> Description of the task:
Among the records below, find each line bearing the word "down" and copy it.

Source records:
# # #

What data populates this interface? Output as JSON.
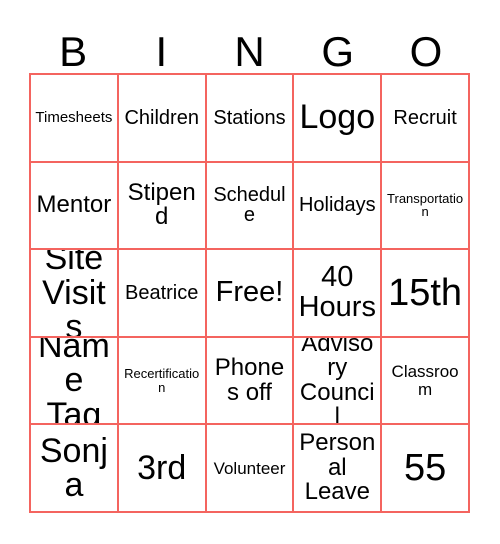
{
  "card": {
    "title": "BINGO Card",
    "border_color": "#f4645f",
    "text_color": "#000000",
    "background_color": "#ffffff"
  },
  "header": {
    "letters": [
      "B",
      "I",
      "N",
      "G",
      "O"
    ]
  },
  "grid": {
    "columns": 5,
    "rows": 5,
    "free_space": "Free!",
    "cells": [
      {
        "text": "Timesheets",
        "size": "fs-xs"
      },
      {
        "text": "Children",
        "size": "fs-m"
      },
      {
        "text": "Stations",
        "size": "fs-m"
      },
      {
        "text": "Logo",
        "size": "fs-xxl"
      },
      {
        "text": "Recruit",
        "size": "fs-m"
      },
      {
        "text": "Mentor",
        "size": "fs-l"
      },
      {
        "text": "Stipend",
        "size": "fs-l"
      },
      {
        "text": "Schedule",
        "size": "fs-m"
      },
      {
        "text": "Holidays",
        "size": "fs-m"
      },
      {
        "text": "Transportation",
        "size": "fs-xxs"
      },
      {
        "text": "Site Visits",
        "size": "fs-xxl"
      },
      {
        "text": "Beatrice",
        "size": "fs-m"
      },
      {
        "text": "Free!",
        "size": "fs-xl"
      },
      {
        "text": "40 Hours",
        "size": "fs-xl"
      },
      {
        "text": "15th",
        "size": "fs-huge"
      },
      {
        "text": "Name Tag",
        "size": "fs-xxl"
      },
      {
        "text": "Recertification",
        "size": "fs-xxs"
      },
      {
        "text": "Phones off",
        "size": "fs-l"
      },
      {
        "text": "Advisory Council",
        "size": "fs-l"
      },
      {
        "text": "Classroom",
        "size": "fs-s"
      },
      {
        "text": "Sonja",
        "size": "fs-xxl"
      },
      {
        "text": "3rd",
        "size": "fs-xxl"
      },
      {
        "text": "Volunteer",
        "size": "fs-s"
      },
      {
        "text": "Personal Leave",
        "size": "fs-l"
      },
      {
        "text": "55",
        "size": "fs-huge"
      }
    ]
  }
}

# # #

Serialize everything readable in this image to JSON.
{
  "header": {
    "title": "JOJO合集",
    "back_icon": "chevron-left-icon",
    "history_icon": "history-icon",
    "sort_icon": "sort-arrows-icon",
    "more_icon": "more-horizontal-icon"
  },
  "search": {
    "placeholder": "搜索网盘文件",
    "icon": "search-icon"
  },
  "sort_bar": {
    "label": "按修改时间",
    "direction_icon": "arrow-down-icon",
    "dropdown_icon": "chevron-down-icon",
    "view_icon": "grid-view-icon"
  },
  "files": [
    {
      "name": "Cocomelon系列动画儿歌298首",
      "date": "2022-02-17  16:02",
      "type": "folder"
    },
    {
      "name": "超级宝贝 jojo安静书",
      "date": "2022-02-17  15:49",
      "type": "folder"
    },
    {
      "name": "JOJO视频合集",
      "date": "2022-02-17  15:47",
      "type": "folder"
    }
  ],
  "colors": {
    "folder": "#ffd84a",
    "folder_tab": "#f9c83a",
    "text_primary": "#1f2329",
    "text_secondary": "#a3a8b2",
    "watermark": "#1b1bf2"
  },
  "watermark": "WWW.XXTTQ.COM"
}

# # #

> Problem solution:
    "direction_icon": "arrow-down-icon",
    "dropdown_icon": "chevron-down-icon",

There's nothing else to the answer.